=== Task to carry out ===
Provide the entries once more, identical in every word.

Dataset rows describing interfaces
# # # # #

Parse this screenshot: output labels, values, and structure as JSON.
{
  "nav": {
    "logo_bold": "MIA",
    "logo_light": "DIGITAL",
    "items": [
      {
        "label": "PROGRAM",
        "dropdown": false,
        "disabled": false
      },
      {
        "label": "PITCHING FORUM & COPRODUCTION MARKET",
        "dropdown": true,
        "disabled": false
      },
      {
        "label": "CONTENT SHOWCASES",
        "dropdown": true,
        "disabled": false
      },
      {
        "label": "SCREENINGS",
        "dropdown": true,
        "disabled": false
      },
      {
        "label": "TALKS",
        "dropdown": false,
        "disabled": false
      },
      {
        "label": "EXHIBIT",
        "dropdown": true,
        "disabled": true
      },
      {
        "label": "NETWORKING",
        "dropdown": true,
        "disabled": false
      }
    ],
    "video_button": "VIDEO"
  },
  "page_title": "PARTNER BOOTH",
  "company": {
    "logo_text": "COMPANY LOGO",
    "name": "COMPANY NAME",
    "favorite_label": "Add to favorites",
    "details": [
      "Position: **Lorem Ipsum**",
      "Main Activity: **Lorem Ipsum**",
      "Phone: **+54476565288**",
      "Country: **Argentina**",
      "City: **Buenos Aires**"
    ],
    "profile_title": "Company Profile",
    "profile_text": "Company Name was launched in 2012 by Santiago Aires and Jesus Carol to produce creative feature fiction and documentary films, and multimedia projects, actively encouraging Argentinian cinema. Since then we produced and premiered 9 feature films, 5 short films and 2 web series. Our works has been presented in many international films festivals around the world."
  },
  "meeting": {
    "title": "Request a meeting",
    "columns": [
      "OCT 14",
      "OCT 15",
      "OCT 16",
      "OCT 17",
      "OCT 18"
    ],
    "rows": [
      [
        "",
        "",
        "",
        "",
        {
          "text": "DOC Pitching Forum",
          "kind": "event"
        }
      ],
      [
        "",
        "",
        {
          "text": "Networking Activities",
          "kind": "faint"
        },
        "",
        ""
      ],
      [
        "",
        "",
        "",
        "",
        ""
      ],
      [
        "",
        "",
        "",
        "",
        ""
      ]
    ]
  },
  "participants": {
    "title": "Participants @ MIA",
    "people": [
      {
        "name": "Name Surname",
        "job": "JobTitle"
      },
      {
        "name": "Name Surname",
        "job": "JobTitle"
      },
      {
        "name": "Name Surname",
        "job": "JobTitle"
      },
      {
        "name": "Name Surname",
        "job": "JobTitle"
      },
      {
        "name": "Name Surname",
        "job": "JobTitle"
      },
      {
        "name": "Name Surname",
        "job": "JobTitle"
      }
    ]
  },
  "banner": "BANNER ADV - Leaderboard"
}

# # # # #

=== Result ===
Parse this screenshot: output labels, values, and structure as JSON.
{
  "nav": {
    "logo_bold": "MIA",
    "logo_light": "DIGITAL",
    "items": [
      {
        "label": "PROGRAM",
        "dropdown": false,
        "disabled": false
      },
      {
        "label": "PITCHING FORUM & COPRODUCTION MARKET",
        "dropdown": true,
        "disabled": false
      },
      {
        "label": "CONTENT SHOWCASES",
        "dropdown": true,
        "disabled": false
      },
      {
        "label": "SCREENINGS",
        "dropdown": true,
        "disabled": false
      },
      {
        "label": "TALKS",
        "dropdown": false,
        "disabled": false
      },
      {
        "label": "EXHIBIT",
        "dropdown": true,
        "disabled": true
      },
      {
        "label": "NETWORKING",
        "dropdown": true,
        "disabled": false
      }
    ],
    "video_button": "VIDEO"
  },
  "page_title": "PARTNER BOOTH",
  "company": {
    "logo_text": "COMPANY LOGO",
    "name": "COMPANY NAME",
    "favorite_label": "Add to favorites",
    "details": [
      "Position: **Lorem Ipsum**",
      "Main Activity: **Lorem Ipsum**",
      "Phone: **+54476565288**",
      "Country: **Argentina**",
      "City: **Buenos Aires**"
    ],
    "profile_title": "Company Profile",
    "profile_text": "Company Name was launched in 2012 by Santiago Aires and Jesus Carol to produce creative feature fiction and documentary films, and multimedia projects, actively encouraging Argentinian cinema. Since then we produced and premiered 9 feature films, 5 short films and 2 web series. Our works has been presented in many international films festivals around the world."
  },
  "meeting": {
    "title": "Request a meeting",
    "columns": [
      "OCT 14",
      "OCT 15",
      "OCT 16",
      "OCT 17",
      "OCT 18"
    ],
    "rows": [
      [
        "",
        "",
        "",
        "",
        {
          "text": "DOC Pitching Forum",
          "kind": "event"
        }
      ],
      [
        "",
        "",
        {
          "text": "Networking Activities",
          "kind": "faint"
        },
        "",
        ""
      ],
      [
        "",
        "",
        "",
        "",
        ""
      ],
      [
        "",
        "",
        "",
        "",
        ""
      ]
    ]
  },
  "participants": {
    "title": "Participants @ MIA",
    "people": [
      {
        "name": "Name Surname",
        "job": "JobTitle"
      },
      {
        "name": "Name Surname",
        "job": "JobTitle"
      },
      {
        "name": "Name Surname",
        "job": "JobTitle"
      },
      {
        "name": "Name Surname",
        "job": "JobTitle"
      },
      {
        "name": "Name Surname",
        "job": "JobTitle"
      },
      {
        "name": "Name Surname",
        "job": "JobTitle"
      }
    ]
  },
  "banner": "BANNER ADV - Leaderboard"
}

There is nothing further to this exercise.